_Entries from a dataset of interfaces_

-------

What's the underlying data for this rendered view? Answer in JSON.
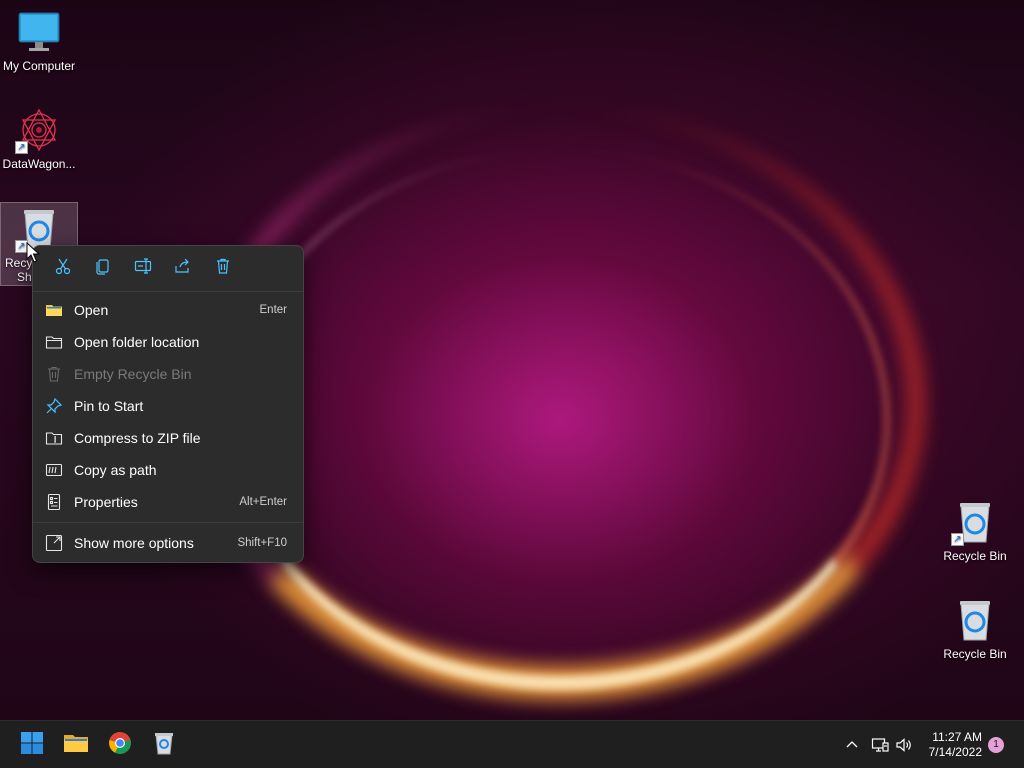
{
  "desktop": {
    "icons": [
      {
        "label": "My Computer",
        "icon": "monitor-icon"
      },
      {
        "label": "DataWagon...",
        "icon": "datawagon-icon"
      },
      {
        "label": "Recycle Bin Sh...",
        "visible_label_lines": [
          "Recyc",
          "Sh"
        ],
        "icon": "recycle-bin-shortcut-icon",
        "selected": true
      },
      {
        "label": "Recycle Bin",
        "icon": "recycle-bin-shortcut-icon"
      },
      {
        "label": "Recycle Bin",
        "icon": "recycle-bin-icon"
      }
    ]
  },
  "context_menu": {
    "quick_actions": [
      {
        "name": "cut",
        "icon": "cut-icon"
      },
      {
        "name": "copy",
        "icon": "copy-icon"
      },
      {
        "name": "rename",
        "icon": "rename-icon"
      },
      {
        "name": "share",
        "icon": "share-icon"
      },
      {
        "name": "delete",
        "icon": "delete-icon"
      }
    ],
    "items": [
      {
        "label": "Open",
        "shortcut": "Enter",
        "icon": "folder-open-icon",
        "enabled": true
      },
      {
        "label": "Open folder location",
        "shortcut": "",
        "icon": "folder-icon",
        "enabled": true
      },
      {
        "label": "Empty Recycle Bin",
        "shortcut": "",
        "icon": "trash-icon",
        "enabled": false
      },
      {
        "label": "Pin to Start",
        "shortcut": "",
        "icon": "pin-icon",
        "enabled": true
      },
      {
        "label": "Compress to ZIP file",
        "shortcut": "",
        "icon": "zip-icon",
        "enabled": true
      },
      {
        "label": "Copy as path",
        "shortcut": "",
        "icon": "copy-path-icon",
        "enabled": true
      },
      {
        "label": "Properties",
        "shortcut": "Alt+Enter",
        "icon": "properties-icon",
        "enabled": true
      }
    ],
    "more": {
      "label": "Show more options",
      "shortcut": "Shift+F10",
      "icon": "show-more-icon"
    }
  },
  "taskbar": {
    "apps": [
      {
        "name": "start",
        "icon": "windows-start-icon"
      },
      {
        "name": "file-explorer",
        "icon": "file-explorer-icon"
      },
      {
        "name": "chrome",
        "icon": "chrome-icon"
      },
      {
        "name": "recycle-bin",
        "icon": "recycle-bin-icon"
      }
    ],
    "tray": {
      "time": "11:27 AM",
      "date": "7/14/2022",
      "notification_count": "1"
    }
  },
  "colors": {
    "menu_bg": "#2c2c2c",
    "taskbar_bg": "#1f1f1f",
    "accent_blue": "#4cc2ff",
    "disabled_text": "#7a7a7a"
  }
}
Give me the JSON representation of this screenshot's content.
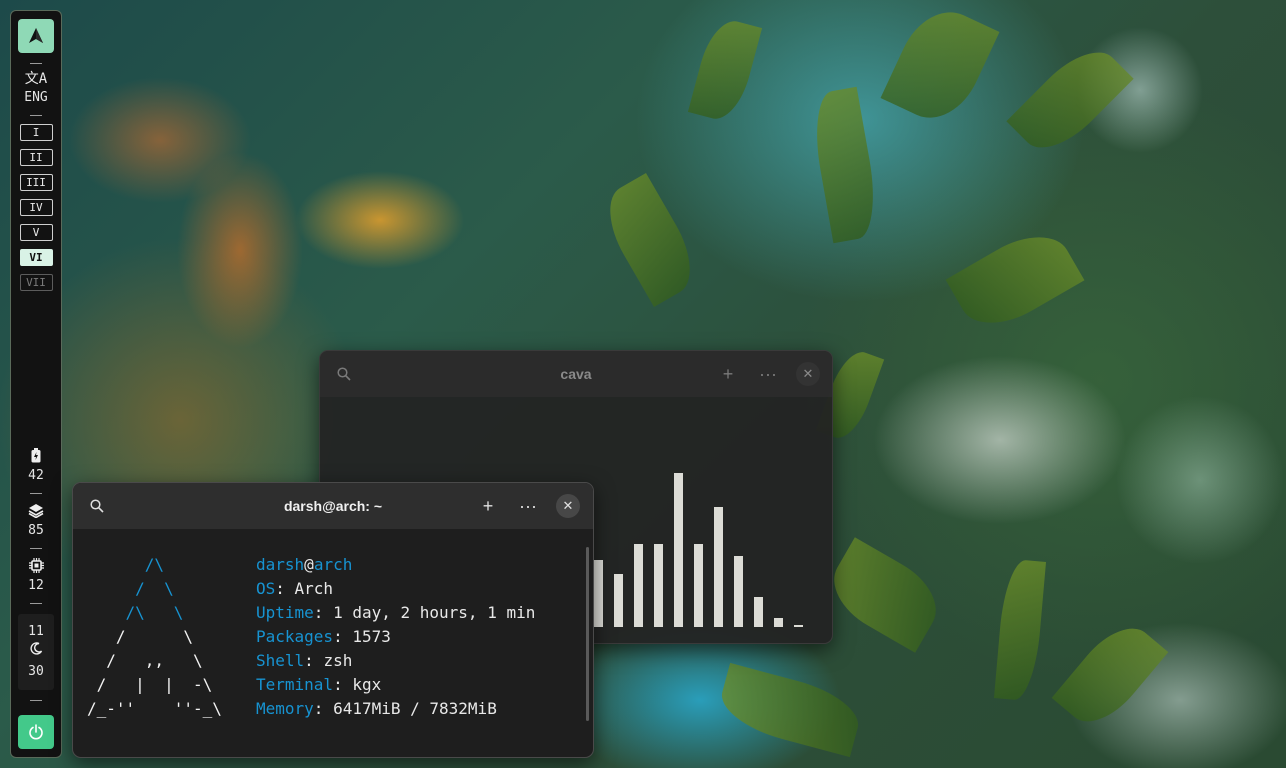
{
  "sidebar": {
    "logo_icon": "arch-logo-icon",
    "language": {
      "icon": "translate-icon",
      "label": "ENG"
    },
    "workspaces": [
      {
        "label": "I",
        "state": "normal"
      },
      {
        "label": "II",
        "state": "normal"
      },
      {
        "label": "III",
        "state": "normal"
      },
      {
        "label": "IV",
        "state": "normal"
      },
      {
        "label": "V",
        "state": "normal"
      },
      {
        "label": "VI",
        "state": "active"
      },
      {
        "label": "VII",
        "state": "empty"
      }
    ],
    "battery": {
      "icon": "battery-icon",
      "value": "42"
    },
    "memory": {
      "icon": "layers-icon",
      "value": "85"
    },
    "cpu": {
      "icon": "cpu-icon",
      "value": "12"
    },
    "clock": {
      "hour": "11",
      "icon": "moon-icon",
      "minute": "30"
    },
    "power_icon": "power-icon"
  },
  "cava_window": {
    "title": "cava",
    "bar_levels": [
      0.29,
      0.23,
      0.36,
      0.36,
      0.67,
      0.36,
      0.52,
      0.31,
      0.13,
      0.04,
      0.01
    ]
  },
  "terminal_window": {
    "title": "darsh@arch: ~",
    "ascii_logo": [
      "      /\\",
      "     /  \\",
      "    /\\   \\",
      "   /      \\",
      "  /   ,,   \\",
      " /   |  |  -\\",
      "/_-''    ''-_\\"
    ],
    "user": "darsh",
    "at": "@",
    "host": "arch",
    "info": [
      {
        "key": "OS",
        "value": "Arch"
      },
      {
        "key": "Uptime",
        "value": "1 day, 2 hours, 1 min"
      },
      {
        "key": "Packages",
        "value": "1573"
      },
      {
        "key": "Shell",
        "value": "zsh"
      },
      {
        "key": "Terminal",
        "value": "kgx"
      },
      {
        "key": "Memory",
        "value": "6417MiB / 7832MiB"
      }
    ]
  }
}
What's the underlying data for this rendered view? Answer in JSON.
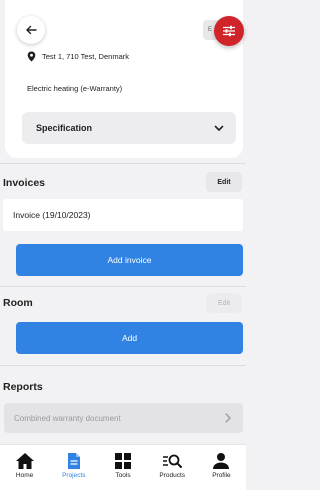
{
  "header": {
    "edit_label": "E",
    "address": "Test 1, 710 Test, Denmark",
    "product": "Electric heating (e-Warranty)",
    "specification_label": "Specification"
  },
  "invoices": {
    "title": "Invoices",
    "edit_label": "Edit",
    "items": [
      "Invoice (19/10/2023)"
    ],
    "add_label": "Add invoice"
  },
  "room": {
    "title": "Room",
    "edit_label": "Edit",
    "add_label": "Add"
  },
  "reports": {
    "title": "Reports",
    "items": [
      "Combined warranty document"
    ]
  },
  "nav": {
    "items": [
      {
        "label": "Home",
        "icon": "home-icon"
      },
      {
        "label": "Projects",
        "icon": "document-icon",
        "active": true
      },
      {
        "label": "Tools",
        "icon": "grid-icon"
      },
      {
        "label": "Products",
        "icon": "search-list-icon"
      },
      {
        "label": "Profile",
        "icon": "person-icon"
      }
    ]
  },
  "colors": {
    "primary": "#3083e3",
    "fab": "#d0242b",
    "background": "#f2f2f4"
  }
}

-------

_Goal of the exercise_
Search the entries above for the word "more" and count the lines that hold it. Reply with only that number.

_Answer area_
3